posted on 11.09.2019, 14:23 by Luis Oliveira, Val MitchellVal Mitchell, Andrew MayAndrew May
This study, with 19 households, set out to analyse the expected benefits and anticipated challenges to the introduction of smart home technology (SHT), and to compare these to post-use experiences after living with the technology for 1 year. Contextual interviews were undertaken with householders during the installation of a range of SHT, and again approximately 1 year later, when householders had the option to keep the technology or have some or all of it removed. This identified whether initial expectations were met, whether initial concerns persisted and whether new issues, concerns, and benefits (that had not been initially anticipated) arose after an extended period of use. Initial expectations from all households were high—related to comfort, convenience, improved control, energy demand reduction, and integration of technologies. There were also many initial concerns, including reliability, usability, and how these systems would be ‘domesticated’ to fit existing routines. After living with the systems for 1 year, many expectations were met, but the added value (and hence the match between expectations and reality) was higher for households with varied routines and large, partially occupied houses. Some of the anticipated challenges—such as concerns over aesthetics—largely disappeared, issues to do with the awkward location of network components persisted and new issues arose relating to the usability of some components and the time and effort required to configure them. Recommendations are given to maximise the added value that SHT can provide to householders.

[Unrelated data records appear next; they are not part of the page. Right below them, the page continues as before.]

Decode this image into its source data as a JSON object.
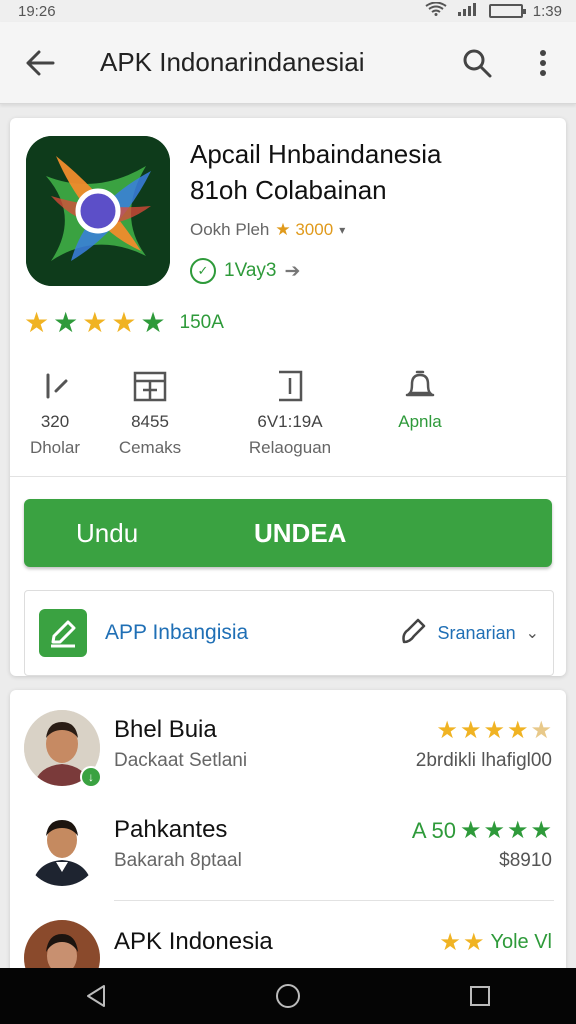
{
  "status_bar": {
    "time": "19:26",
    "clock_right": "1:39"
  },
  "app_bar": {
    "title": "APK Indonarindanesiai"
  },
  "app": {
    "name_line1": "Apcail Hnbaindanesia",
    "name_line2": "81oh Colabainan",
    "developer": "Ookh Pleh",
    "dev_rating": "★ 3000",
    "tag": "1Vay3",
    "rating_count": "150A"
  },
  "stats": [
    {
      "value": "320",
      "label": "Dholar",
      "icon": "edit-icon"
    },
    {
      "value": "8455",
      "label": "Cemaks",
      "icon": "calendar-icon"
    },
    {
      "value": "6V1:19A",
      "label": "Relaoguan",
      "icon": "file-icon"
    },
    {
      "value": "",
      "label": "Apnla",
      "icon": "bell-icon"
    }
  ],
  "install": {
    "left_label": "Undu",
    "right_label": "UNDEA"
  },
  "feature": {
    "label": "APP Inbangisia",
    "action": "Sranarian"
  },
  "reviews": [
    {
      "name": "Bhel Buia",
      "subtitle": "Dackaat Setlani",
      "meta": "2brdikli lhafigl00",
      "stars_label": ""
    },
    {
      "name": "Pahkantes",
      "subtitle": "Bakarah 8ptaal",
      "meta": "$8910",
      "stars_label": "A 50"
    },
    {
      "name": "APK Indonesia",
      "subtitle": "",
      "meta": "",
      "stars_label": "Yole Vl"
    }
  ],
  "colors": {
    "accent_green": "#3aa241",
    "star_yellow": "#f0b323",
    "link_blue": "#1f6fb5"
  }
}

Funding

Engineering and Physical Sciences Research Council (EPSRC): grant number EP/K002457/1

History

Published in

Personal and Ubiquitous Computing

Volume

24

Pages

613–626

Publisher

Springer

Version

VoR (Version of Record)

Rights holder

© The Authors

Publisher statement

This is an Open Access Article. It is published by Springer under the Creative Commons Attribution 4.0 Unported Licence (CC BY). Full details of this licence are available at: http://creativecommons.org/licenses/by/4.0/

Acceptance date

20/08/2019

Publication date

2019-09-06

Copyright date

2020

ISSN

1617-4909

eISSN

1617-4917

Language

en

Depositor

Dr Andrew May